-------- Material to process --------

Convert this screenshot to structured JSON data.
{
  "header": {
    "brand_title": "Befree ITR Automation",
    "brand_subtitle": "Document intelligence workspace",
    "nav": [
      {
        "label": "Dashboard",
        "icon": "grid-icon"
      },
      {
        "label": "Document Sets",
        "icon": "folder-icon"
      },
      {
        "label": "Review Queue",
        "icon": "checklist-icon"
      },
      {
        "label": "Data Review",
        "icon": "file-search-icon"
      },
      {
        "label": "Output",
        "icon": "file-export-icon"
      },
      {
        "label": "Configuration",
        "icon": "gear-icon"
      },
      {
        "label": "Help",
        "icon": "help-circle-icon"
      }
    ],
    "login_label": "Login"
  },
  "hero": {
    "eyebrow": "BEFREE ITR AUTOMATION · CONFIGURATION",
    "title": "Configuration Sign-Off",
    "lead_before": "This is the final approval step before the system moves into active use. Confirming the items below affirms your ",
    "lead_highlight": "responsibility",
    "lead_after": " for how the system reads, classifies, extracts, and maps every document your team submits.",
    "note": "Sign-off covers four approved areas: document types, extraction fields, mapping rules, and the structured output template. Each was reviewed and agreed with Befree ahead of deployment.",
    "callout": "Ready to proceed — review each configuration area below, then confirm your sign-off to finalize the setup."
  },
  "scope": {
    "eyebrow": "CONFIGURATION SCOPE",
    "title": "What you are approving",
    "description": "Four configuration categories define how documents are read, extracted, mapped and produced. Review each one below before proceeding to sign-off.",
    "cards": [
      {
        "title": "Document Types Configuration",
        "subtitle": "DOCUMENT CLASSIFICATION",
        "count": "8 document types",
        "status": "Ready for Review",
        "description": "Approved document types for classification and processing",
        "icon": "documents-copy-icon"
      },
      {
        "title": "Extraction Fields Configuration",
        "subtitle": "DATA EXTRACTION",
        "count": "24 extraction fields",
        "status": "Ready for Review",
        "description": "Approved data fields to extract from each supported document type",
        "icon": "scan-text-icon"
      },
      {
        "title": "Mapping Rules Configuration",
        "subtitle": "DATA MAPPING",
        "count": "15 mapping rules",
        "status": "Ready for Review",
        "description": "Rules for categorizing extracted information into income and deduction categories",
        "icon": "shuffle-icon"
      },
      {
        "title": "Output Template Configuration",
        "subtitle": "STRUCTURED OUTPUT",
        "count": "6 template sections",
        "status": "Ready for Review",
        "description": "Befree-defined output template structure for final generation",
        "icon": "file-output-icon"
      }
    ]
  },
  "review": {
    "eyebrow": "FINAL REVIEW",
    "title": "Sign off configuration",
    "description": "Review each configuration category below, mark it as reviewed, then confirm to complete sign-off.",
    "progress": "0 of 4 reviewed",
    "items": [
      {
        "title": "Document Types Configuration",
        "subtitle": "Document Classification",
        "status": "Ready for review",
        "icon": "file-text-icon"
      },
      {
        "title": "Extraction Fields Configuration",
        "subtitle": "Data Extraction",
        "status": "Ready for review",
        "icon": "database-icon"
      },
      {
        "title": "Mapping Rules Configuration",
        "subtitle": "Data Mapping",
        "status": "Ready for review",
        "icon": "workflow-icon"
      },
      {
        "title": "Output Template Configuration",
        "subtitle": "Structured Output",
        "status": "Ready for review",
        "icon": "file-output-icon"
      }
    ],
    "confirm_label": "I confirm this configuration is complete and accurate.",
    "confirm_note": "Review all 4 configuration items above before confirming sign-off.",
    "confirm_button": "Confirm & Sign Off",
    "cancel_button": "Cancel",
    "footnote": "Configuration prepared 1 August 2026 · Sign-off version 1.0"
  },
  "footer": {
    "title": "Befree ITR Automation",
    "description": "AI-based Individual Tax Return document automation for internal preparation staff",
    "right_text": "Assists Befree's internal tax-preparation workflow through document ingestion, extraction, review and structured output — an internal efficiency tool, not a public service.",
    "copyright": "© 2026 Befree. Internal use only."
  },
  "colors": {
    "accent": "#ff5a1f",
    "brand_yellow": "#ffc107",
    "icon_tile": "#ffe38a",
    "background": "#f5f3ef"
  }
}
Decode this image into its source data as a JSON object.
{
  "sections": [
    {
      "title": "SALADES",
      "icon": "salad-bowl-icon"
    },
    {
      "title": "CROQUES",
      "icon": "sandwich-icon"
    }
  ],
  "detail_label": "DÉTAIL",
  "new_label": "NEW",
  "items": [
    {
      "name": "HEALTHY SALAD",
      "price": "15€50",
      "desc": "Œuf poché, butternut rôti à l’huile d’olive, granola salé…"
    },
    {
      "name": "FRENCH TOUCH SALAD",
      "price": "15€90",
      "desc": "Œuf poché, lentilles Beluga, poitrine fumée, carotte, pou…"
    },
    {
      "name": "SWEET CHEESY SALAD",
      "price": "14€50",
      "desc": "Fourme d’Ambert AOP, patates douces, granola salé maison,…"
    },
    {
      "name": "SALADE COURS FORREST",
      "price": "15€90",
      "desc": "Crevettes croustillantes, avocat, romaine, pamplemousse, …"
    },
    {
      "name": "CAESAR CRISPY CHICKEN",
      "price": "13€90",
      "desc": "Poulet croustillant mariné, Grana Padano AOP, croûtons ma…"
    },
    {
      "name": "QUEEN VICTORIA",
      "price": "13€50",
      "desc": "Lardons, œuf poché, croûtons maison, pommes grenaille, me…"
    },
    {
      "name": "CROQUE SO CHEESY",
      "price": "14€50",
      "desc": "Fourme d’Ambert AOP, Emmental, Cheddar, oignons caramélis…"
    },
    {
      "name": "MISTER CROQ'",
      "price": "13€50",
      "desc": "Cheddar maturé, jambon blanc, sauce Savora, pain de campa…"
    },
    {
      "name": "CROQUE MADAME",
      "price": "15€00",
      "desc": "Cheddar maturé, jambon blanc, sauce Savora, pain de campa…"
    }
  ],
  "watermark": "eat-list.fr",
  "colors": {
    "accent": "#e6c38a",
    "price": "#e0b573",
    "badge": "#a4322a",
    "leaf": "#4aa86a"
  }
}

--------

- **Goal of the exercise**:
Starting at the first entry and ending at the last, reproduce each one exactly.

- **Task answer**:
Convert this screenshot to structured JSON data.
{
  "header": {
    "brand_title": "Befree ITR Automation",
    "brand_subtitle": "Document intelligence workspace",
    "nav": [
      {
        "label": "Dashboard",
        "icon": "grid-icon"
      },
      {
        "label": "Document Sets",
        "icon": "folder-icon"
      },
      {
        "label": "Review Queue",
        "icon": "checklist-icon"
      },
      {
        "label": "Data Review",
        "icon": "file-search-icon"
      },
      {
        "label": "Output",
        "icon": "file-export-icon"
      },
      {
        "label": "Configuration",
        "icon": "gear-icon"
      },
      {
        "label": "Help",
        "icon": "help-circle-icon"
      }
    ],
    "login_label": "Login"
  },
  "hero": {
    "eyebrow": "BEFREE ITR AUTOMATION · CONFIGURATION",
    "title": "Configuration Sign-Off",
    "lead_before": "This is the final approval step before the system moves into active use. Confirming the items below affirms your ",
    "lead_highlight": "responsibility",
    "lead_after": " for how the system reads, classifies, extracts, and maps every document your team submits.",
    "note": "Sign-off covers four approved areas: document types, extraction fields, mapping rules, and the structured output template. Each was reviewed and agreed with Befree ahead of deployment.",
    "callout": "Ready to proceed — review each configuration area below, then confirm your sign-off to finalize the setup."
  },
  "scope": {
    "eyebrow": "CONFIGURATION SCOPE",
    "title": "What you are approving",
    "description": "Four configuration categories define how documents are read, extracted, mapped and produced. Review each one below before proceeding to sign-off.",
    "cards": [
      {
        "title": "Document Types Configuration",
        "subtitle": "DOCUMENT CLASSIFICATION",
        "count": "8 document types",
        "status": "Ready for Review",
        "description": "Approved document types for classification and processing",
        "icon": "documents-copy-icon"
      },
      {
        "title": "Extraction Fields Configuration",
        "subtitle": "DATA EXTRACTION",
        "count": "24 extraction fields",
        "status": "Ready for Review",
        "description": "Approved data fields to extract from each supported document type",
        "icon": "scan-text-icon"
      },
      {
        "title": "Mapping Rules Configuration",
        "subtitle": "DATA MAPPING",
        "count": "15 mapping rules",
        "status": "Ready for Review",
        "description": "Rules for categorizing extracted information into income and deduction categories",
        "icon": "shuffle-icon"
      },
      {
        "title": "Output Template Configuration",
        "subtitle": "STRUCTURED OUTPUT",
        "count": "6 template sections",
        "status": "Ready for Review",
        "description": "Befree-defined output template structure for final generation",
        "icon": "file-output-icon"
      }
    ]
  },
  "review": {
    "eyebrow": "FINAL REVIEW",
    "title": "Sign off configuration",
    "description": "Review each configuration category below, mark it as reviewed, then confirm to complete sign-off.",
    "progress": "0 of 4 reviewed",
    "items": [
      {
        "title": "Document Types Configuration",
        "subtitle": "Document Classification",
        "status": "Ready for review",
        "icon": "file-text-icon"
      },
      {
        "title": "Extraction Fields Configuration",
        "subtitle": "Data Extraction",
        "status": "Ready for review",
        "icon": "database-icon"
      },
      {
        "title": "Mapping Rules Configuration",
        "subtitle": "Data Mapping",
        "status": "Ready for review",
        "icon": "workflow-icon"
      },
      {
        "title": "Output Template Configuration",
        "subtitle": "Structured Output",
        "status": "Ready for review",
        "icon": "file-output-icon"
      }
    ],
    "confirm_label": "I confirm this configuration is complete and accurate.",
    "confirm_note": "Review all 4 configuration items above before confirming sign-off.",
    "confirm_button": "Confirm & Sign Off",
    "cancel_button": "Cancel",
    "footnote": "Configuration prepared 1 August 2026 · Sign-off version 1.0"
  },
  "footer": {
    "title": "Befree ITR Automation",
    "description": "AI-based Individual Tax Return document automation for internal preparation staff",
    "right_text": "Assists Befree's internal tax-preparation workflow through document ingestion, extraction, review and structured output — an internal efficiency tool, not a public service.",
    "copyright": "© 2026 Befree. Internal use only."
  },
  "colors": {
    "accent": "#ff5a1f",
    "brand_yellow": "#ffc107",
    "icon_tile": "#ffe38a",
    "background": "#f5f3ef"
  }
}
Decode this image into its source data as a JSON object.
{
  "sections": [
    {
      "title": "SALADES",
      "icon": "salad-bowl-icon"
    },
    {
      "title": "CROQUES",
      "icon": "sandwich-icon"
    }
  ],
  "detail_label": "DÉTAIL",
  "new_label": "NEW",
  "items": [
    {
      "name": "HEALTHY SALAD",
      "price": "15€50",
      "desc": "Œuf poché, butternut rôti à l’huile d’olive, granola salé…"
    },
    {
      "name": "FRENCH TOUCH SALAD",
      "price": "15€90",
      "desc": "Œuf poché, lentilles Beluga, poitrine fumée, carotte, pou…"
    },
    {
      "name": "SWEET CHEESY SALAD",
      "price": "14€50",
      "desc": "Fourme d’Ambert AOP, patates douces, granola salé maison,…"
    },
    {
      "name": "SALADE COURS FORREST",
      "price": "15€90",
      "desc": "Crevettes croustillantes, avocat, romaine, pamplemousse, …"
    },
    {
      "name": "CAESAR CRISPY CHICKEN",
      "price": "13€90",
      "desc": "Poulet croustillant mariné, Grana Padano AOP, croûtons ma…"
    },
    {
      "name": "QUEEN VICTORIA",
      "price": "13€50",
      "desc": "Lardons, œuf poché, croûtons maison, pommes grenaille, me…"
    },
    {
      "name": "CROQUE SO CHEESY",
      "price": "14€50",
      "desc": "Fourme d’Ambert AOP, Emmental, Cheddar, oignons caramélis…"
    },
    {
      "name": "MISTER CROQ'",
      "price": "13€50",
      "desc": "Cheddar maturé, jambon blanc, sauce Savora, pain de campa…"
    },
    {
      "name": "CROQUE MADAME",
      "price": "15€00",
      "desc": "Cheddar maturé, jambon blanc, sauce Savora, pain de campa…"
    }
  ],
  "watermark": "eat-list.fr",
  "colors": {
    "accent": "#e6c38a",
    "price": "#e0b573",
    "badge": "#a4322a",
    "leaf": "#4aa86a"
  }
}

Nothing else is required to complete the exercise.